DATASET RECORDS:
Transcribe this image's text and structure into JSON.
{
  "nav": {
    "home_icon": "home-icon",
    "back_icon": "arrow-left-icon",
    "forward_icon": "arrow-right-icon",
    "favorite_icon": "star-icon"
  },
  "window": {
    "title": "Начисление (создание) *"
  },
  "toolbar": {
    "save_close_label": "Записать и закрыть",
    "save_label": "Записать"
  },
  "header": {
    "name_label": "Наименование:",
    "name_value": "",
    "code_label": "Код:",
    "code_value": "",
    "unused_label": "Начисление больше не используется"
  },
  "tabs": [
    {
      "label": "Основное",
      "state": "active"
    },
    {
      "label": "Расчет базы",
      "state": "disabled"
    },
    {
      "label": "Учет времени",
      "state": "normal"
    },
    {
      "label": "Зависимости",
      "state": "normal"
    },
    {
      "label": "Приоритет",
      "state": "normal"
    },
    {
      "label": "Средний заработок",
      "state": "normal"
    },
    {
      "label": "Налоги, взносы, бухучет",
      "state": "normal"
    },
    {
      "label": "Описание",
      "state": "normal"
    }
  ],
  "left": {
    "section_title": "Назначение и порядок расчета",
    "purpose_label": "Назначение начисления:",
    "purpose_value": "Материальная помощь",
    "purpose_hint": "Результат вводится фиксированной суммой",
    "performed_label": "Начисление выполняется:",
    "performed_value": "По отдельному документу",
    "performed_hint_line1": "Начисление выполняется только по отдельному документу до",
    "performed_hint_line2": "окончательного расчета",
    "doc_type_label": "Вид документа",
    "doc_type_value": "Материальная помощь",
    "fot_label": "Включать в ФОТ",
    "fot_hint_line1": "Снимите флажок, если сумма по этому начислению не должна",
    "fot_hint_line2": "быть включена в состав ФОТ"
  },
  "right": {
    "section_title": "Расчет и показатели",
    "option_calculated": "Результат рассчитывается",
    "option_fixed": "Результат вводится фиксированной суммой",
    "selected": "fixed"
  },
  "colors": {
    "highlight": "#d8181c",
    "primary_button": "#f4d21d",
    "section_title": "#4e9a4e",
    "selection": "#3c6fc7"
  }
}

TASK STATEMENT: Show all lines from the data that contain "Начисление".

EXERCISE RESULT:
    "title": "Начисление (создание) *"
    "unused_label": "Начисление больше не используется"
    "performed_label": "Начисление выполняется:",
    "performed_hint_line1": "Начисление выполняется только по отдельному документу до",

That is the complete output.